As Friday progressed, Steve Mnuchin's "constructive" assessment of the talks was yet another attempt to fool the algos one more time to chase the market into the close as futures closed up on the day with hope that a deal would still be reached. Wishful thinking. One can forgive the algos ("machines") for being duped, as clearly they have no cerebral tendencies nor any perceptive skills whatsoever to read between the lines.
One wonders if humans can be ruled out altogether when it comes to investing and trading -- there is still room for active management! It just takes a bit more time, patience and capital, as regrettably so much capital lies in the hands of these algos that chase trends, exacerbating the moves in either direction. However, if we (humans) get it right, the unwind can work out to be even more lucrative.
The talks ended with no agreement. Trump decided to hit the media with claims that it was "China who broke the deal," with further totally unfounded sensationalist comments that "we are happy collecting tens of billions of dollars from China," when clearly the man has no concept of economics or how trade tariffs even work. And this is the President negotiating, ouch.
Trump's own economic adviser, Larry Kudlow, rejected Trump's narrative, saying that U.S. companies and U.S. consumers would end up paying the tariffs, as the companies would pass on the higher prices. So, thank you Trump for Making America Great Again! He even echoed a plan to redirect the money collected from tariffs and redistribute to the starving people in the world -- another nonsensical idea that was later criticized.
The S&P 500 is down only 3% since the highs reached in April, with the Nasdaq down 3.3% and Philadelphia Semiconductor Index down 6%. After a few more angry Trump tweets over the weekend, the Chinese State-owned Global Times reported "the fierce U.S. offensive" as irrational and hurtful to the U.S. economy.
It is yet unclear how China will respond. As the market awaits this, what they fail to see is how the yuan is weakening even more, down nearly 1% today at 6.90 vs. the dollar. Anyone remember the key 7.0 vs. the dollar psychological level that can cause widespread contagion recession worries?
China is very silently devaluing its currency in the background, which will make the tariffs meaningless to Chinese as they offset the increases in tariffs. This will further anger Trump, who cannot bear to see China not "giving in" to his demands. And why should they? China is not afraid to fight and will never stand anyone dictating their domestic policy.
No further talks are scheduled, but Trump and Xi Jinping will probably meet during the G-20 meeting in Japan towards end of June.
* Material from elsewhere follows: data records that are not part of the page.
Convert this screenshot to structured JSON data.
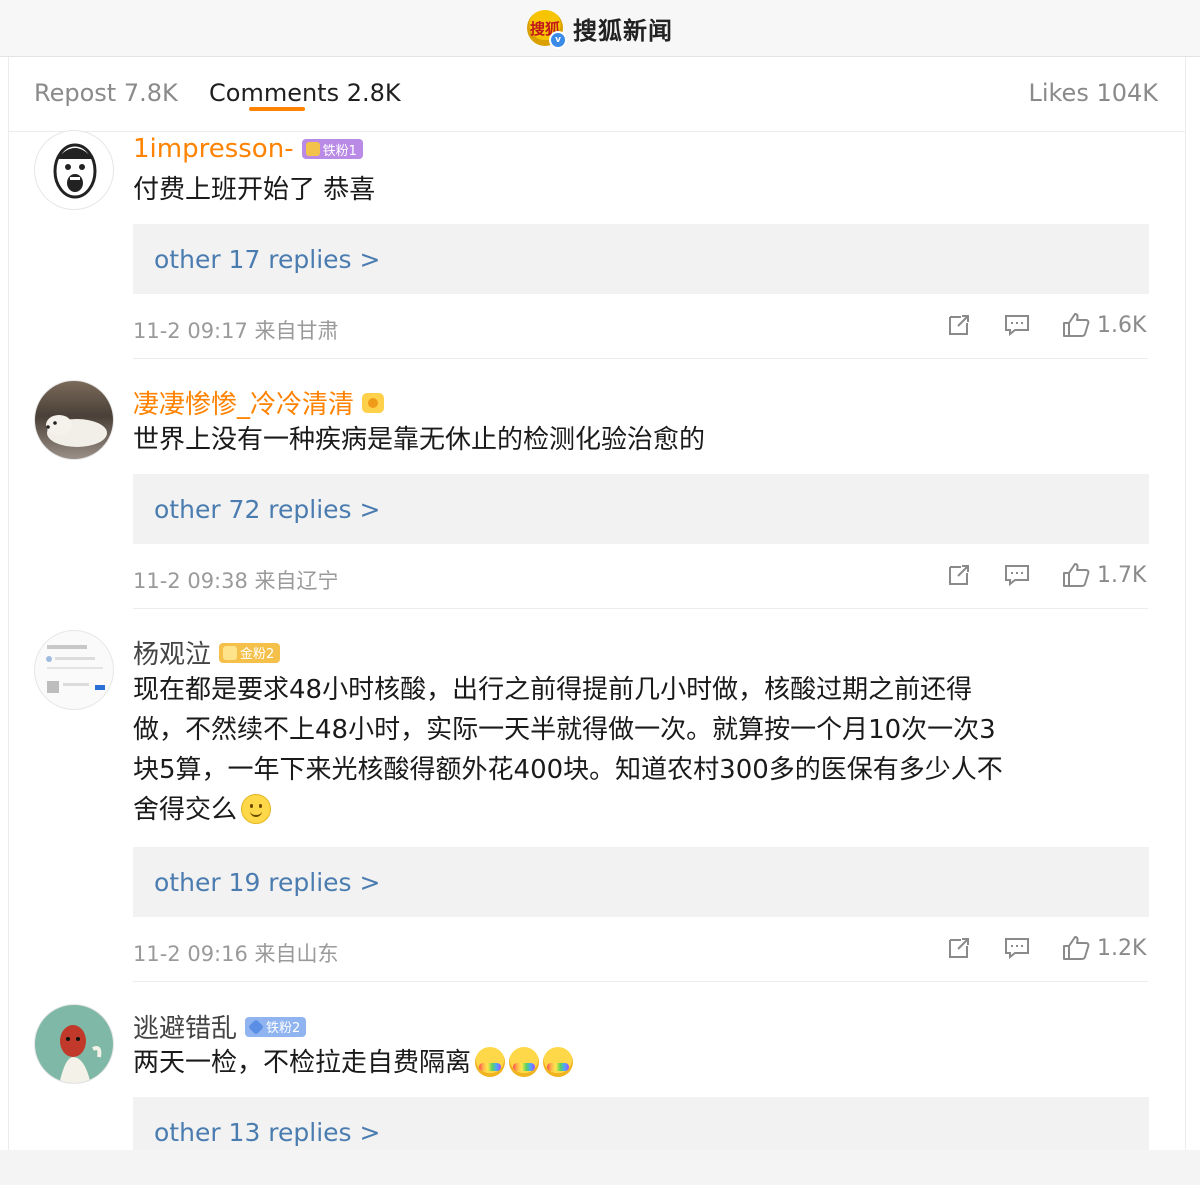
{
  "header": {
    "logo_text": "搜狐",
    "title": "搜狐新闻"
  },
  "tabs": {
    "repost": "Repost 7.8K",
    "comments": "Comments 2.8K",
    "likes": "Likes 104K"
  },
  "comments": [
    {
      "user": "1impresson-",
      "badge": "铁粉1",
      "text": "付费上班开始了 恭喜",
      "replies": "other 17 replies >",
      "meta": "11-2 09:17 来自甘肃",
      "likes": "1.6K"
    },
    {
      "user": "凄凄惨惨_冷冷清清",
      "text": "世界上没有一种疾病是靠无休止的检测化验治愈的",
      "replies": "other 72 replies >",
      "meta": "11-2 09:38 来自辽宁",
      "likes": "1.7K"
    },
    {
      "user": "杨观泣",
      "badge": "金粉2",
      "text_lines": [
        "现在都是要求48小时核酸，出行之前得提前几小时做，核酸过期之前还得",
        "做，不然续不上48小时，实际一天半就得做一次。就算按一个月10次一次3",
        "块5算，一年下来光核酸得额外花400块。知道农村300多的医保有多少人不",
        "舍得交么"
      ],
      "replies": "other 19 replies >",
      "meta": "11-2 09:16 来自山东",
      "likes": "1.2K"
    },
    {
      "user": "逃避错乱",
      "badge": "铁粉2",
      "text": "两天一检，不检拉走自费隔离",
      "replies": "other 13 replies >"
    }
  ],
  "colors": {
    "accent": "#ff8200",
    "link": "#4a7cb0"
  },
  "icons": [
    "repost-icon",
    "comment-icon",
    "like-icon",
    "smile-emoji",
    "rainbow-barf-emoji"
  ]
}
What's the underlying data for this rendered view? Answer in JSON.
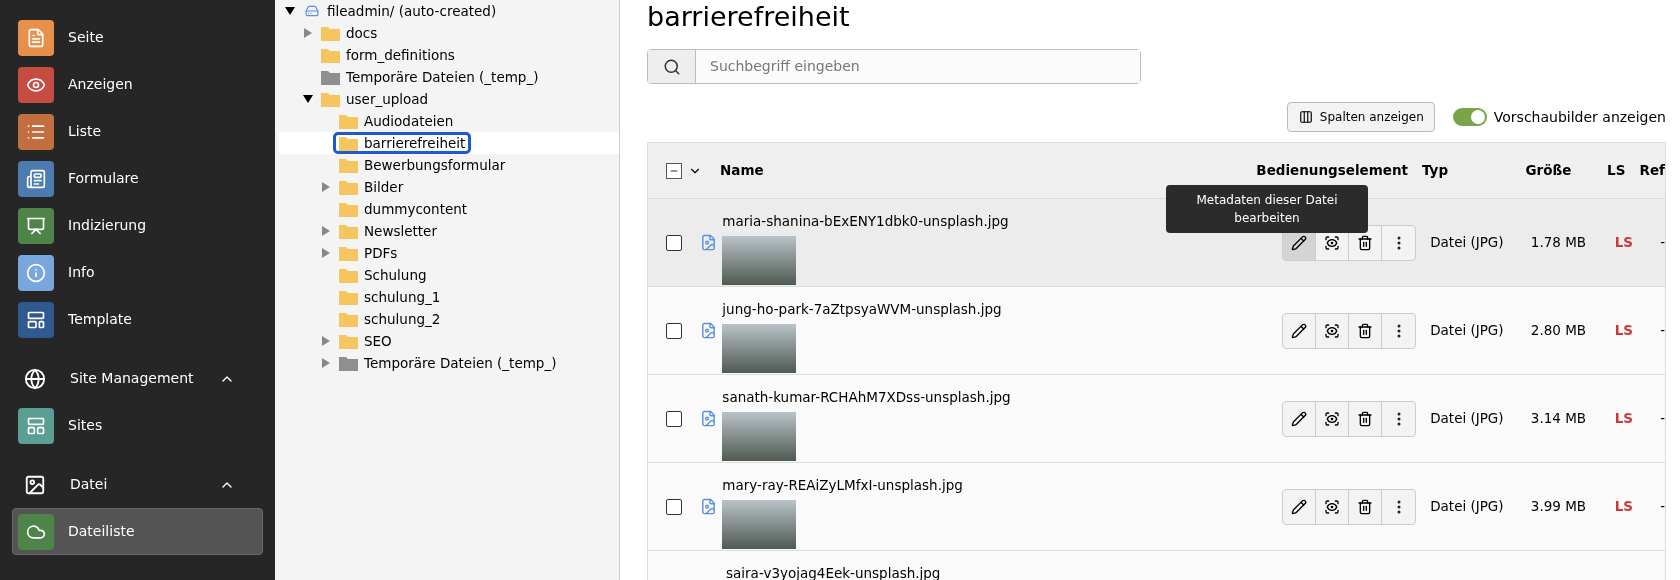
{
  "sidebar": {
    "items": [
      {
        "kind": "module",
        "label": "Seite",
        "color": "#e8904a",
        "selected": false
      },
      {
        "kind": "module",
        "label": "Anzeigen",
        "color": "#c64b41",
        "selected": false
      },
      {
        "kind": "module",
        "label": "Liste",
        "color": "#c26e3e",
        "selected": false
      },
      {
        "kind": "module",
        "label": "Formulare",
        "color": "#4c7bb0",
        "selected": false
      },
      {
        "kind": "module",
        "label": "Indizierung",
        "color": "#4f8448",
        "selected": false
      },
      {
        "kind": "module",
        "label": "Info",
        "color": "#79a7dd",
        "selected": false
      },
      {
        "kind": "module",
        "label": "Template",
        "color": "#2f5a90",
        "selected": false
      },
      {
        "kind": "group",
        "label": "Site Management",
        "expanded": true
      },
      {
        "kind": "module",
        "label": "Sites",
        "color": "#5a9e94",
        "selected": false
      },
      {
        "kind": "group",
        "label": "Datei",
        "expanded": true
      },
      {
        "kind": "module",
        "label": "Dateiliste",
        "color": "#4f8448",
        "selected": true
      }
    ]
  },
  "tree": {
    "nodes": [
      {
        "label": "fileadmin/ (auto-created)",
        "kind": "storage",
        "expanded": true,
        "selected": false,
        "children": [
          {
            "label": "docs",
            "kind": "folder",
            "expanded": false,
            "selected": false
          },
          {
            "label": "form_definitions",
            "kind": "folder",
            "selected": false
          },
          {
            "label": "Temporäre Dateien (_temp_)",
            "kind": "temp",
            "selected": false
          },
          {
            "label": "user_upload",
            "kind": "folder",
            "expanded": true,
            "selected": false,
            "children": [
              {
                "label": "Audiodateien",
                "kind": "folder",
                "selected": false
              },
              {
                "label": "barrierefreiheit",
                "kind": "folder",
                "selected": true
              },
              {
                "label": "Bewerbungsformular",
                "kind": "folder",
                "selected": false
              },
              {
                "label": "Bilder",
                "kind": "folder",
                "expanded": false,
                "selected": false
              },
              {
                "label": "dummycontent",
                "kind": "folder",
                "selected": false
              },
              {
                "label": "Newsletter",
                "kind": "folder",
                "expanded": false,
                "selected": false
              },
              {
                "label": "PDFs",
                "kind": "folder",
                "expanded": false,
                "selected": false
              },
              {
                "label": "Schulung",
                "kind": "folder",
                "selected": false
              },
              {
                "label": "schulung_1",
                "kind": "folder",
                "selected": false
              },
              {
                "label": "schulung_2",
                "kind": "folder",
                "selected": false
              },
              {
                "label": "SEO",
                "kind": "folder",
                "expanded": false,
                "selected": false
              },
              {
                "label": "Temporäre Dateien (_temp_)",
                "kind": "temp",
                "expanded": false,
                "selected": false
              }
            ]
          }
        ]
      }
    ]
  },
  "title": "barrierefreiheit",
  "search": {
    "placeholder": "Suchbegriff eingeben"
  },
  "columns_button": "Spalten anzeigen",
  "thumbnails_toggle": {
    "label": "Vorschaubilder anzeigen",
    "on": true
  },
  "table": {
    "select_all": {
      "indeterminate": true
    },
    "columns": [
      "Name",
      "Bedienungselement",
      "Typ",
      "Größe",
      "LS",
      "Ref"
    ],
    "rows": [
      {
        "name": "maria-shanina-bExENY1dbk0-unsplash.jpg",
        "type": "Datei (JPG)",
        "size": "1.78 MB",
        "ls": "LS",
        "ref": "-",
        "checked": false,
        "highlighted": true
      },
      {
        "name": "jung-ho-park-7aZtpsyaWVM-unsplash.jpg",
        "type": "Datei (JPG)",
        "size": "2.80 MB",
        "ls": "LS",
        "ref": "-",
        "checked": false,
        "highlighted": false
      },
      {
        "name": "sanath-kumar-RCHAhM7XDss-unsplash.jpg",
        "type": "Datei (JPG)",
        "size": "3.14 MB",
        "ls": "LS",
        "ref": "-",
        "checked": false,
        "highlighted": false
      },
      {
        "name": "mary-ray-REAiZyLMfxI-unsplash.jpg",
        "type": "Datei (JPG)",
        "size": "3.99 MB",
        "ls": "LS",
        "ref": "-",
        "checked": false,
        "highlighted": false
      },
      {
        "name": "saira-v3yojag4Eek-unsplash.jpg",
        "highlighted": false
      }
    ]
  },
  "tooltip": "Metadaten dieser Datei bearbeiten"
}
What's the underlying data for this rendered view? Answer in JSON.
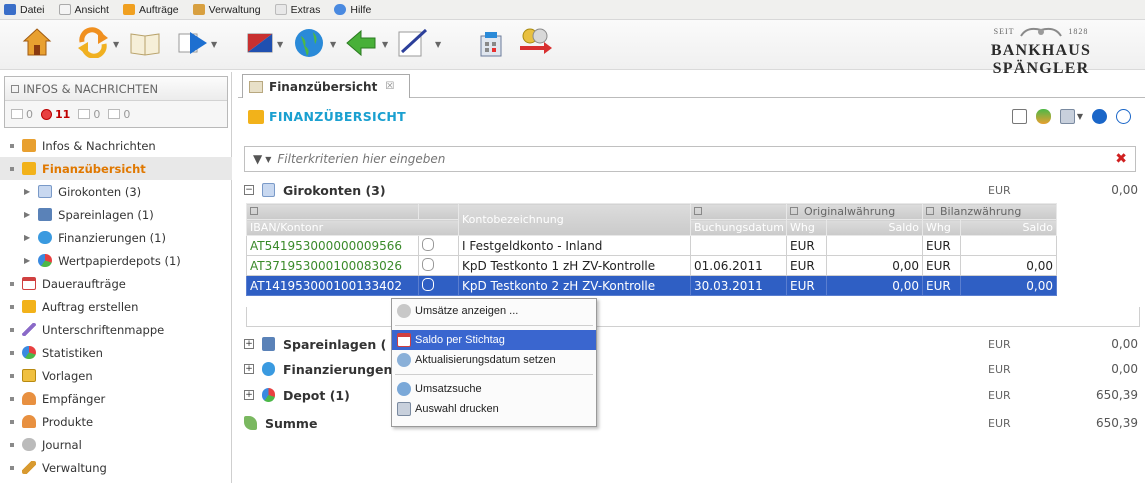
{
  "menubar": {
    "items": [
      {
        "label": "Datei",
        "icon": "app-icon"
      },
      {
        "label": "Ansicht",
        "icon": "page-icon"
      },
      {
        "label": "Aufträge",
        "icon": "orders-icon"
      },
      {
        "label": "Verwaltung",
        "icon": "wrench-icon"
      },
      {
        "label": "Extras",
        "icon": "extras-icon"
      },
      {
        "label": "Hilfe",
        "icon": "help-icon"
      }
    ]
  },
  "toolbar": {
    "icons": [
      "home-icon",
      "refresh-icon",
      "book-icon",
      "forward-icon",
      "flag-icon",
      "globe-icon",
      "back-arrow-icon",
      "sign-icon",
      "calculator-icon",
      "currency-exchange-icon"
    ]
  },
  "logo": {
    "seit": "SEIT",
    "year": "1828",
    "name": "BANKHAUS SPÄNGLER"
  },
  "infobox": {
    "title": "INFOS & NACHRICHTEN",
    "counts": [
      "0",
      "11",
      "0",
      "0"
    ]
  },
  "nav": {
    "items": [
      {
        "label": "Infos & Nachrichten"
      },
      {
        "label": "Finanzübersicht"
      },
      {
        "label": "Girokonten (3)"
      },
      {
        "label": "Spareinlagen (1)"
      },
      {
        "label": "Finanzierungen (1)"
      },
      {
        "label": "Wertpapierdepots (1)"
      },
      {
        "label": "Daueraufträge"
      },
      {
        "label": "Auftrag erstellen"
      },
      {
        "label": "Unterschriftenmappe"
      },
      {
        "label": "Statistiken"
      },
      {
        "label": "Vorlagen"
      },
      {
        "label": "Empfänger"
      },
      {
        "label": "Produkte"
      },
      {
        "label": "Journal"
      },
      {
        "label": "Verwaltung"
      }
    ]
  },
  "tab": {
    "label": "Finanzübersicht",
    "close": "☒"
  },
  "content": {
    "title": "FINANZÜBERSICHT"
  },
  "filter": {
    "placeholder": "Filterkriterien hier eingeben"
  },
  "sections": {
    "girokonten": {
      "label": "Girokonten (3)",
      "currency": "EUR",
      "amount": "0,00",
      "toggle": "−"
    },
    "spareinlagen": {
      "label": "Spareinlagen (",
      "currency": "EUR",
      "amount": "0,00",
      "toggle": "+"
    },
    "finanzierungen": {
      "label": "Finanzierungen",
      "currency": "EUR",
      "amount": "0,00",
      "toggle": "+"
    },
    "depot": {
      "label": "Depot (1)",
      "currency": "EUR",
      "amount": "650,39",
      "toggle": "+"
    },
    "summe": {
      "label": "Summe",
      "currency": "EUR",
      "amount": "650,39"
    }
  },
  "table": {
    "headers": {
      "iban": "IBAN/Kontonr",
      "bezeichnung": "Kontobezeichnung",
      "buchungsdatum": "Buchungsdatum",
      "original": "Originalwährung",
      "bilanz": "Bilanzwährung",
      "whg": "Whg",
      "saldo": "Saldo"
    },
    "rows": [
      {
        "iban": "AT541953000000009566",
        "bezeichnung": "I Festgeldkonto - Inland",
        "datum": "",
        "whg1": "EUR",
        "saldo1": "",
        "whg2": "EUR",
        "saldo2": ""
      },
      {
        "iban": "AT371953000100083026",
        "bezeichnung": "KpD Testkonto 1 zH ZV-Kontrolle",
        "datum": "01.06.2011",
        "whg1": "EUR",
        "saldo1": "0,00",
        "whg2": "EUR",
        "saldo2": "0,00"
      },
      {
        "iban": "AT141953000100133402",
        "bezeichnung": "KpD Testkonto 2 zH ZV-Kontrolle",
        "datum": "30.03.2011",
        "whg1": "EUR",
        "saldo1": "0,00",
        "whg2": "EUR",
        "saldo2": "0,00"
      }
    ]
  },
  "contextmenu": {
    "items": [
      "Umsätze anzeigen ...",
      "Saldo per Stichtag",
      "Aktualisierungsdatum setzen",
      "Umsatzsuche",
      "Auswahl drucken"
    ]
  },
  "colors": {
    "accent": "#1aa0d0",
    "selected_nav": "#e07800",
    "selection": "#2f5fc4",
    "iban": "#3a8a2a"
  }
}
A lot of carnage can happen to the markets over that timeframe. Most FOMO (fear of missing out) investors who got sucked into the market in April after missing out on the first-quarter rally are still holding on as they "hope" for a deal -- blissfully oblivious.
The backdrop is simple. Global growth has been slowing. With the market at its highs, the Fed will continue its patient stance. We know their trigger point is around 2400 on the S&P 500. Trump has one agenda: get the market higher by 2020 and get re-elected. The only way to do that is to show to the American people how he got them out of a recession and stood up to China. Yes, the public is that naive.
There is no way the U.S. and China will reach a deal, at least not with the current conditions of the U.S. The only way we can get higher earnings and markets is if monetary policy is even looser, i.e. the Fed cuts rates and re-levers the system with even more debt. For that, the market needs to fall. Trump does not mind as he has more than a year to get the job done.
The data will continue to deteriorate. The dollar will continue to rally, hurting asset prices -- including the U.S. markets. Eventually weak longs will give up and be forced to sell their holdings, getting the market to panic even more as in December 2018. Only then will the Fed come in with its cavalry to save the market.
With no trade deal in sight, a worse off global environment ahead of us, tighter monetary policy (for now), lower Q2 guidance post conference calls and higher costs to be endured by U.S. companies and consumers, this all smells of stagflation. Core inflation will start creeping up at a time when growth is slowing. Only the Fed will not be able to raise rates. That is the worst possible combination for asset classes and cyclical equities.
Commodities like copper and base metals will continue to dwindle to levels where price is so low that supply cannot keep up with demand, or where they need to be incentivized to produce. Copper could break below $6000/tonne, as well. Mining stocks are already down 10%-15%, but they can fall even more if recession ensues.
South Korea chip exports fell 31.8% for May 1 through May 10 from a year ago. Combined with Kospi Index at its December lows, which usually is a gauge for health of the global economy, it does not bode well for equities in general. Tech companies like Apple (AAPL) and Ali Baba (BABA) with severe exposure to Chinese growth and revenue will get hit even further. It is a good thing that Apple is up 46% since its January profit warning and lowered guidance!
Buy the dip mentality is still firmly rooted in the market's mindset. It only works, until it does not. After all, the only reason why the U.S. and Chinese markets rallied in Q1 was on the back of the Fed caving in, the Chinese injecting trillions in liquidity into the system, and Trump's one line "talks are going very very well" teasers. But now what?